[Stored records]
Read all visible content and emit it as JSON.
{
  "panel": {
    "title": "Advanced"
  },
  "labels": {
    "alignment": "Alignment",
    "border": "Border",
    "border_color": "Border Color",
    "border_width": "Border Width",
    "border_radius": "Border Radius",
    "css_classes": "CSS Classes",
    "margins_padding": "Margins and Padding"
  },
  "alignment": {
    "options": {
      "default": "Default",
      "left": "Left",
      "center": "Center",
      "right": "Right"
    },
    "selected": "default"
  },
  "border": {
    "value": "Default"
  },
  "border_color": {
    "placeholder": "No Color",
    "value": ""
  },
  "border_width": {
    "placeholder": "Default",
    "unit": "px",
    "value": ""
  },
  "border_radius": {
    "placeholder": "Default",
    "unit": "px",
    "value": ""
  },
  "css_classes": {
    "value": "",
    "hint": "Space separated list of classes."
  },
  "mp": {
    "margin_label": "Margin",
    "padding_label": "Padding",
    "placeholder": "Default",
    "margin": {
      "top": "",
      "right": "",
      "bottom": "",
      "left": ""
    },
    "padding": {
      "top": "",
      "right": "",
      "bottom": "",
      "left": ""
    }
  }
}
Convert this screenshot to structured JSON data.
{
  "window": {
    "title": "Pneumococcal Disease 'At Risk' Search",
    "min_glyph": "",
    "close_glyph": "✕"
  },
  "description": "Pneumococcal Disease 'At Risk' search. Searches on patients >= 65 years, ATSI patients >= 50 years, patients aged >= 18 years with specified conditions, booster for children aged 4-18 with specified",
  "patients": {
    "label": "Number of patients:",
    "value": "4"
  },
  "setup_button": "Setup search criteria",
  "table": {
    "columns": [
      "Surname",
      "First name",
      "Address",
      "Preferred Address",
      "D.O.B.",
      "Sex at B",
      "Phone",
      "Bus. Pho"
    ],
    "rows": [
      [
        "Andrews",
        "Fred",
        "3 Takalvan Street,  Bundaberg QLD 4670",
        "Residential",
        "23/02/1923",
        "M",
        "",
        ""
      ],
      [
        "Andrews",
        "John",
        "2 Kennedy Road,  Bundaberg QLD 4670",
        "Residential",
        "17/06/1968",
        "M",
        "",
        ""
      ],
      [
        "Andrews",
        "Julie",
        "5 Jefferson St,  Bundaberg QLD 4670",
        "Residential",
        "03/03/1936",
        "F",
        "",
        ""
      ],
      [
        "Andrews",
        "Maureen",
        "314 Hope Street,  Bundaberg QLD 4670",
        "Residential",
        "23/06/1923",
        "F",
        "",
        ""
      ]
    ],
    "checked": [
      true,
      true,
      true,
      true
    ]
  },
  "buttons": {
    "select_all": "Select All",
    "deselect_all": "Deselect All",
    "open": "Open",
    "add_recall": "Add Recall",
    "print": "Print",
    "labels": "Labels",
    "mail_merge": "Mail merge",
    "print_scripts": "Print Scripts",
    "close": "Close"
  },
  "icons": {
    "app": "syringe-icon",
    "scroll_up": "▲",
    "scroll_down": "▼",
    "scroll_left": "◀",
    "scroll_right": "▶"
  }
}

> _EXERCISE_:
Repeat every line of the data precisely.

> _SOLUTION_:
Read all visible content and emit it as JSON.
{
  "panel": {
    "title": "Advanced"
  },
  "labels": {
    "alignment": "Alignment",
    "border": "Border",
    "border_color": "Border Color",
    "border_width": "Border Width",
    "border_radius": "Border Radius",
    "css_classes": "CSS Classes",
    "margins_padding": "Margins and Padding"
  },
  "alignment": {
    "options": {
      "default": "Default",
      "left": "Left",
      "center": "Center",
      "right": "Right"
    },
    "selected": "default"
  },
  "border": {
    "value": "Default"
  },
  "border_color": {
    "placeholder": "No Color",
    "value": ""
  },
  "border_width": {
    "placeholder": "Default",
    "unit": "px",
    "value": ""
  },
  "border_radius": {
    "placeholder": "Default",
    "unit": "px",
    "value": ""
  },
  "css_classes": {
    "value": "",
    "hint": "Space separated list of classes."
  },
  "mp": {
    "margin_label": "Margin",
    "padding_label": "Padding",
    "placeholder": "Default",
    "margin": {
      "top": "",
      "right": "",
      "bottom": "",
      "left": ""
    },
    "padding": {
      "top": "",
      "right": "",
      "bottom": "",
      "left": ""
    }
  }
}
Convert this screenshot to structured JSON data.
{
  "window": {
    "title": "Pneumococcal Disease 'At Risk' Search",
    "min_glyph": "",
    "close_glyph": "✕"
  },
  "description": "Pneumococcal Disease 'At Risk' search. Searches on patients >= 65 years, ATSI patients >= 50 years, patients aged >= 18 years with specified conditions, booster for children aged 4-18 with specified",
  "patients": {
    "label": "Number of patients:",
    "value": "4"
  },
  "setup_button": "Setup search criteria",
  "table": {
    "columns": [
      "Surname",
      "First name",
      "Address",
      "Preferred Address",
      "D.O.B.",
      "Sex at B",
      "Phone",
      "Bus. Pho"
    ],
    "rows": [
      [
        "Andrews",
        "Fred",
        "3 Takalvan Street,  Bundaberg QLD 4670",
        "Residential",
        "23/02/1923",
        "M",
        "",
        ""
      ],
      [
        "Andrews",
        "John",
        "2 Kennedy Road,  Bundaberg QLD 4670",
        "Residential",
        "17/06/1968",
        "M",
        "",
        ""
      ],
      [
        "Andrews",
        "Julie",
        "5 Jefferson St,  Bundaberg QLD 4670",
        "Residential",
        "03/03/1936",
        "F",
        "",
        ""
      ],
      [
        "Andrews",
        "Maureen",
        "314 Hope Street,  Bundaberg QLD 4670",
        "Residential",
        "23/06/1923",
        "F",
        "",
        ""
      ]
    ],
    "checked": [
      true,
      true,
      true,
      true
    ]
  },
  "buttons": {
    "select_all": "Select All",
    "deselect_all": "Deselect All",
    "open": "Open",
    "add_recall": "Add Recall",
    "print": "Print",
    "labels": "Labels",
    "mail_merge": "Mail merge",
    "print_scripts": "Print Scripts",
    "close": "Close"
  },
  "icons": {
    "app": "syringe-icon",
    "scroll_up": "▲",
    "scroll_down": "▼",
    "scroll_left": "◀",
    "scroll_right": "▶"
  }
}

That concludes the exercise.